Bloir, K. (n.d.) Home Alone: Is My Child Old Enough? Ohio State University. Retrieved from https://ohioline.osu.edu/factsheet/HYG-5321

Leaving Your Child Home Alone. (n.d.) Child Welfare Information Gateway. Retrieved from https://www.childwelfare.gov/pubpdfs/homealone.pdf

Legal Age Restrictions for Latchkey Kids. (n.d.) LatchKey-Kids.com. Retrieved from http://www.latchkey-kids.com/latchkey-kids-age-limits.htm

Shinn. M.M. (2018). 6 Tips to Prepare for Your Teen’s Independence. Psychologically Speaking. [Variations Psychology blog post]. Retrieved from https://www.variationspsychology.com/blogs/6-tips-to-prepare-for-your-teens-independence

Shinn. M.M. (2019). 8 Things to Stop Doing For Your Kids Before They Turn 18. Psychologically Speaking. [Variations Psychology blog post]. Retrieved from https://www.variationspsychology.com/blogs/8-things-to-stop-doing-for-your-kids-before-they-turn-18

Shinn. M.M. (2018). ADHD or Just Kids Being Kids? Psychologically Speaking. [Variations Psychology blog post]. Retrieved from https://www.variationspsychology.com/blogs/adhd-or-just-kids-being-kids

Shinn. M.M. (2019). Could My Teen Have Autism? Psychologically Speaking. [Variations Psychology blog post]. Retrieved from https://www.variationspsychology.com/blogs/could-my-teen-have-autism

Shinn.

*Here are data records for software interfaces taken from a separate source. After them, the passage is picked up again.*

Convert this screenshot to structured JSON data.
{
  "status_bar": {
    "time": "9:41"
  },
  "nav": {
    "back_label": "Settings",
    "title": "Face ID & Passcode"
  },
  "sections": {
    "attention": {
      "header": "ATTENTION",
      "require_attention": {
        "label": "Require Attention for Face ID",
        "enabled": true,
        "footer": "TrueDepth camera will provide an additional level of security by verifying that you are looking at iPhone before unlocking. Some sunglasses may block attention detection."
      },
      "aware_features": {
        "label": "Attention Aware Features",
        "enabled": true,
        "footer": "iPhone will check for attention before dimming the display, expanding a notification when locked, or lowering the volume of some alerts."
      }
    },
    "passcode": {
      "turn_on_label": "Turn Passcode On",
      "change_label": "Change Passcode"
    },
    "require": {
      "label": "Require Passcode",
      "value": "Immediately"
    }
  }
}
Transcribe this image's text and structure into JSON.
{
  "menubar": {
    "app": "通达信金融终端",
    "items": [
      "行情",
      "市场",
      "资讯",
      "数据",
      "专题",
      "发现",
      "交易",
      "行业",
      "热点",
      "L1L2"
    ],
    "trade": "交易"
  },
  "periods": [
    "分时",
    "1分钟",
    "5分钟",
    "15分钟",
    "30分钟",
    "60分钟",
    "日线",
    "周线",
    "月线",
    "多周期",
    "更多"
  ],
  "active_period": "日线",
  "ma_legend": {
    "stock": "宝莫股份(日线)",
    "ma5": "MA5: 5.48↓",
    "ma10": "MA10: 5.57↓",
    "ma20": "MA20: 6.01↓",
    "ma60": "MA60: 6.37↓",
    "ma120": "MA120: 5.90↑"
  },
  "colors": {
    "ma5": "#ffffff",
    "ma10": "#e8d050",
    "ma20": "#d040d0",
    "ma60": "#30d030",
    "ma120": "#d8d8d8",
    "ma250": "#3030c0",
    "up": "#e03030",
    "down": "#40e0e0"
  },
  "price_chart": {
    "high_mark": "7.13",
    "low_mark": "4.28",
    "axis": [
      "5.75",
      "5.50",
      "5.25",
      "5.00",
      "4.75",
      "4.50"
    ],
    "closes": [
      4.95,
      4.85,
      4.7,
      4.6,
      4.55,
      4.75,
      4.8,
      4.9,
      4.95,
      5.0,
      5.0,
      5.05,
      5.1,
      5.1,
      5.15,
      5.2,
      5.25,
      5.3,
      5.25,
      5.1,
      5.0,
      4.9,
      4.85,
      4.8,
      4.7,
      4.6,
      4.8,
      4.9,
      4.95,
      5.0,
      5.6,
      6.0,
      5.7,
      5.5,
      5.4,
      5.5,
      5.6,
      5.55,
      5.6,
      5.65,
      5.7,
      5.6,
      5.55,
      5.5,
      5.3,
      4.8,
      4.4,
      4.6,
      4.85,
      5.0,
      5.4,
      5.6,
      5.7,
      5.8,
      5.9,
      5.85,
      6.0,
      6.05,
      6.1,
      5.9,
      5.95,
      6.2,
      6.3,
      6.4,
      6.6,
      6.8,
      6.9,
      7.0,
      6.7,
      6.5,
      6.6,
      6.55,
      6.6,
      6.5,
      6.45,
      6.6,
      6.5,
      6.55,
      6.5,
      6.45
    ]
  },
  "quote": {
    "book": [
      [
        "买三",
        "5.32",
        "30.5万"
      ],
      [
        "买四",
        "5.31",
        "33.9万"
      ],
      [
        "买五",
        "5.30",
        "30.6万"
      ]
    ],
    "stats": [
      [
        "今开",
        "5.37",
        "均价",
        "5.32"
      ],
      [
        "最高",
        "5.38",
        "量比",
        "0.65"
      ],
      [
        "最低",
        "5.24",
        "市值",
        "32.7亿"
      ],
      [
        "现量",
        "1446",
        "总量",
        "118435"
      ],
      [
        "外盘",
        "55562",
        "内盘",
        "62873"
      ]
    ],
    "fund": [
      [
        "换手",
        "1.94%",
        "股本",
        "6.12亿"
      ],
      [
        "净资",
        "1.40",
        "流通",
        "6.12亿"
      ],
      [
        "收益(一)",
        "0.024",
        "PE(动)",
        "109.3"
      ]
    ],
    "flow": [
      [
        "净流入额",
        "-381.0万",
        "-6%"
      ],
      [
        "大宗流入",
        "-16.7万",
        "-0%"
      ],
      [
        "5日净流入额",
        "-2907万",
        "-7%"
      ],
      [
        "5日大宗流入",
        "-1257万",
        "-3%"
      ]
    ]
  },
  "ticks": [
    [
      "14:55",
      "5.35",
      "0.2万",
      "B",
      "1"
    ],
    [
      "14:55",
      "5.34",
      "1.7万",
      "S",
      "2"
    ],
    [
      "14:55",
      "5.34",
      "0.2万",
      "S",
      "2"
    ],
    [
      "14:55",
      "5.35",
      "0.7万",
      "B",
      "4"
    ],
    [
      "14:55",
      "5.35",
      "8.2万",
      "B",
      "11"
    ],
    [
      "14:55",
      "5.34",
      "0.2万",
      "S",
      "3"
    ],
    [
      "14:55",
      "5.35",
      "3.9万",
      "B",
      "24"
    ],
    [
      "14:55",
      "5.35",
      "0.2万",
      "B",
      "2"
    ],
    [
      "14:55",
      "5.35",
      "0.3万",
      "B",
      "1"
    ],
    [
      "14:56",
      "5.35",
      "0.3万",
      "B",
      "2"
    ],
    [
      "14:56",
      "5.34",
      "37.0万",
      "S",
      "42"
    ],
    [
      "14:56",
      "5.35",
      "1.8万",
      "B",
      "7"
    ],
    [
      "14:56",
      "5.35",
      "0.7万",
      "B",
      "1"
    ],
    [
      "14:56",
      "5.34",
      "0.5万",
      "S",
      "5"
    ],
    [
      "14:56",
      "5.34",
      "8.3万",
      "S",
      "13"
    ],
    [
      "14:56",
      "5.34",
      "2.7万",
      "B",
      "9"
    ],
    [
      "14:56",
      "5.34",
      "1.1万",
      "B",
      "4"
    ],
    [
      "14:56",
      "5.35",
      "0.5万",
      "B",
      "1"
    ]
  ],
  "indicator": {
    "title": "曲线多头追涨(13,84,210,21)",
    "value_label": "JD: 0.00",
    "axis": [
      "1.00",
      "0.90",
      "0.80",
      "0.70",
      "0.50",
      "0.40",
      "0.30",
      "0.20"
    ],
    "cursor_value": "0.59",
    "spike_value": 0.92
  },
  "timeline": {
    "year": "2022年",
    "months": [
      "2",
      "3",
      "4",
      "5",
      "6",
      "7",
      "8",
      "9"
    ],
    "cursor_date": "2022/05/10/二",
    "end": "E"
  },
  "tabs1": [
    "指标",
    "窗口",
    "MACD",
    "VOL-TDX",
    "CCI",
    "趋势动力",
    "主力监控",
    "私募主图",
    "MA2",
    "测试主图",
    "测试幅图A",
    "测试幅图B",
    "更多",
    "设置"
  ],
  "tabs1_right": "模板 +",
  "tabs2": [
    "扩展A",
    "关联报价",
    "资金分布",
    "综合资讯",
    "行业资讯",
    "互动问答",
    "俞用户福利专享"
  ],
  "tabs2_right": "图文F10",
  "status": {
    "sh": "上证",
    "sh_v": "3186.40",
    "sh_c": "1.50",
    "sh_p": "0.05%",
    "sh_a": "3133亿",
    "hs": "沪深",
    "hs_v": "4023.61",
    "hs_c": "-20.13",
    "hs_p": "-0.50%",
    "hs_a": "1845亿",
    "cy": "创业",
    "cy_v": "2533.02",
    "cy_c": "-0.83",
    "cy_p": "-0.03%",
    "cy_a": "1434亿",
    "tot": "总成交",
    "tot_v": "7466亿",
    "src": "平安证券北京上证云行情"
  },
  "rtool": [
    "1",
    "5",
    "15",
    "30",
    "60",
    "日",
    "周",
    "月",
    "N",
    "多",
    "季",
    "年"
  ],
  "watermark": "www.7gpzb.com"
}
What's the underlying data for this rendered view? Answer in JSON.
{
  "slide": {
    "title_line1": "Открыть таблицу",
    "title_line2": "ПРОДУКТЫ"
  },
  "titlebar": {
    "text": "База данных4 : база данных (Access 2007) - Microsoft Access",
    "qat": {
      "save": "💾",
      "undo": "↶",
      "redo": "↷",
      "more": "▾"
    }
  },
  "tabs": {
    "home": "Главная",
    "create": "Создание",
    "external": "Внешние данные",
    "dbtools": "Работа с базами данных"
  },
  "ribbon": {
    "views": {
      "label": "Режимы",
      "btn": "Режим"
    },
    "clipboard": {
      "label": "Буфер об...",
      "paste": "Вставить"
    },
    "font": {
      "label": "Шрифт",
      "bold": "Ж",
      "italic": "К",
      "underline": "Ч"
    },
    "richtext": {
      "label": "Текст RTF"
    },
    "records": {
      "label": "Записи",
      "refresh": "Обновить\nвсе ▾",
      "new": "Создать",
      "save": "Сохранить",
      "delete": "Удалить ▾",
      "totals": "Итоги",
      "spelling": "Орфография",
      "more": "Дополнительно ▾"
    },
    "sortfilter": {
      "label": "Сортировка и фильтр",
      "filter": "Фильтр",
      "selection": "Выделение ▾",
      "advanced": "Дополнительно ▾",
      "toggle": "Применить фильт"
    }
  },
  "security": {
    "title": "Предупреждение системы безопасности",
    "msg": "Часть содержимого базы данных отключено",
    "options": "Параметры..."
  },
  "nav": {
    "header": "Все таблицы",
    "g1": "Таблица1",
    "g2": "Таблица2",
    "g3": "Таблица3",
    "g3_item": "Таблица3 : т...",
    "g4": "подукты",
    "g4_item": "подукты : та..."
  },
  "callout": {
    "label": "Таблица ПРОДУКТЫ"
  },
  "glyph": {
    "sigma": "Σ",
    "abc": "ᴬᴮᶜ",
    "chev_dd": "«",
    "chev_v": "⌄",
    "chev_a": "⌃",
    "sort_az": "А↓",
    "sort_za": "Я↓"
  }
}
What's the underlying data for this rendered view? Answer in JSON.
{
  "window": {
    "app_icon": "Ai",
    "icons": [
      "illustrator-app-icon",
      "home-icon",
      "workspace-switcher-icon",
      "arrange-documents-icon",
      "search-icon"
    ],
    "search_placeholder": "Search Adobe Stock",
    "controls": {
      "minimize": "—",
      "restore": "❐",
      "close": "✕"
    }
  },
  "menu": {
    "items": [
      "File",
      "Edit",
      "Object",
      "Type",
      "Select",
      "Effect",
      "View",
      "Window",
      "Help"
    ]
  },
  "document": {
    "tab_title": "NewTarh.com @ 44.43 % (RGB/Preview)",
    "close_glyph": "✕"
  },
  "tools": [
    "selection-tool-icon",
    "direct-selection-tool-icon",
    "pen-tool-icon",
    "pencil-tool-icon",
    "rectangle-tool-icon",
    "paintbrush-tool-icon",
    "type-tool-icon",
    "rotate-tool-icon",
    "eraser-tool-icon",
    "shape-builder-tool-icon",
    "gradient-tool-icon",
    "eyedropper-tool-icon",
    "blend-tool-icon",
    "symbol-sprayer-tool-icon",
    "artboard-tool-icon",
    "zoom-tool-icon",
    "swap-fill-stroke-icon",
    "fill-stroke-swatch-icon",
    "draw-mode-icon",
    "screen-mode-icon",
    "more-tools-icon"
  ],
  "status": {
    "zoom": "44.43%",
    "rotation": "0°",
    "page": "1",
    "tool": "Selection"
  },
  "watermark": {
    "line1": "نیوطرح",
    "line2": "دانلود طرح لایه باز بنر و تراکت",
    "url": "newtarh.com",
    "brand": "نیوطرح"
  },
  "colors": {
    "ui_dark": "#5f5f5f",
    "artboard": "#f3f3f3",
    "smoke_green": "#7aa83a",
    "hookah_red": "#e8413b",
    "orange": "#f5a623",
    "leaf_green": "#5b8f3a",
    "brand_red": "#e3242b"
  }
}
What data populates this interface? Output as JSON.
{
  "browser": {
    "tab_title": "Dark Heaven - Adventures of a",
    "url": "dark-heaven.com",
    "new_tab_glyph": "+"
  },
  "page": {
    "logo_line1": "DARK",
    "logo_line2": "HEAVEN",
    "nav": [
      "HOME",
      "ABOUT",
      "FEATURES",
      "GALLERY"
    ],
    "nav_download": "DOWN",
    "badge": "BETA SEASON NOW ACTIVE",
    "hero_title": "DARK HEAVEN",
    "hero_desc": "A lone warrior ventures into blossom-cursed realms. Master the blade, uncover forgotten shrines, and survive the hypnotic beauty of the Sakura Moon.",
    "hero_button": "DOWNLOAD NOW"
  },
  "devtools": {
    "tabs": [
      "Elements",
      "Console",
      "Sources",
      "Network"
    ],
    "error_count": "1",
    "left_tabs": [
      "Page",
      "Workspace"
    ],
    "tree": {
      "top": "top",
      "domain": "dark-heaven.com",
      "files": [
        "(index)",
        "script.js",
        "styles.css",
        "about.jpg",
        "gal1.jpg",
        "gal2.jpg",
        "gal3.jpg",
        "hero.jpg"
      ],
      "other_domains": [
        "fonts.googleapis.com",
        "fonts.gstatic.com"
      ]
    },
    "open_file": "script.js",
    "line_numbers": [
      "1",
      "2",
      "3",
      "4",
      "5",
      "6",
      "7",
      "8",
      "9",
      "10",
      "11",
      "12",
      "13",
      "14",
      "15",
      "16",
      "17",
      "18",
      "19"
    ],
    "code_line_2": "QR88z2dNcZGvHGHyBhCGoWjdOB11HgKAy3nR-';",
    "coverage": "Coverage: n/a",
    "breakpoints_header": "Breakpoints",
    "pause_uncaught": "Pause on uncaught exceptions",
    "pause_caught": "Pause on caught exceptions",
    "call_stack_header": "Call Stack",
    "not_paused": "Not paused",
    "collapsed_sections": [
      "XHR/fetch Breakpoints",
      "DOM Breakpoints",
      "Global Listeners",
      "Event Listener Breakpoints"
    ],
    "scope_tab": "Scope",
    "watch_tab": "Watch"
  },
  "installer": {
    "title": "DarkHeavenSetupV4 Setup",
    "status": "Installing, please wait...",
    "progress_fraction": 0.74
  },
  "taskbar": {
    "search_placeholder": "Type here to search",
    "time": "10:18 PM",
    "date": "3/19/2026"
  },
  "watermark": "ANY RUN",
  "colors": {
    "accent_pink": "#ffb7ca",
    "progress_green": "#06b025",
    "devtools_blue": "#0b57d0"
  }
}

M.M. (2018). Hold Your Peepee! 12 Tips to Help Your Child Manage Impulsivity. Psychologically Speaking. [Variations Psychology blog post]. Retrieved from https://www.variationspsychology.com/blogs/12-tips-to-help-your-child-manage-impulsivity

Shinn. M.M. (2019). How Do I Talk to My Teen About Drugs and Alcohol? Psychologically Speaking. [Variations Psychology blog post]. Retrieved from https://www.variationspsychology.com/blogs/how-do-i-talk-to-my-teen-about-drugs-and-alcohol

Shinn. M.M. (2019). My Kid is So Defiant! Is It My Fault? Psychologically Speaking. [Variations Psychology blog post]. Retrieved from https://www.variationspsychology.com/blogs/my-kid-is-so-defiant-is-it-my-fault

Shinn. M.M. (2018). Should I Get My Kid Tested? Psychologically Speaking. [Variations Psychology blog post]. Retrieved from https://www.variationspsychology.com/blogs/schools-out-should-i-get-my-kid-tested

Shinn. M.M. (2018). Why Are Kids So Afraid of the Dark? 11 Things Parents Should Know. Psychologically Speaking. [Variations Psychology blog post]. Retrieved from https://www.variationspsychology.com/blogs/why-are-kids-so-afraid-of-the-dark-11-things-parents-should-know

How to Cite This Blog Article:

Shinn. M.M. (2019). Is My Kid Mature Enough to Be Left Home Alone? Psychologically Speaking. [Variations Psychology blog post]. Retrieved from https://www.variationspsychology.com/blogs/is-my-kid-mature-enough-to-be-left-home-alone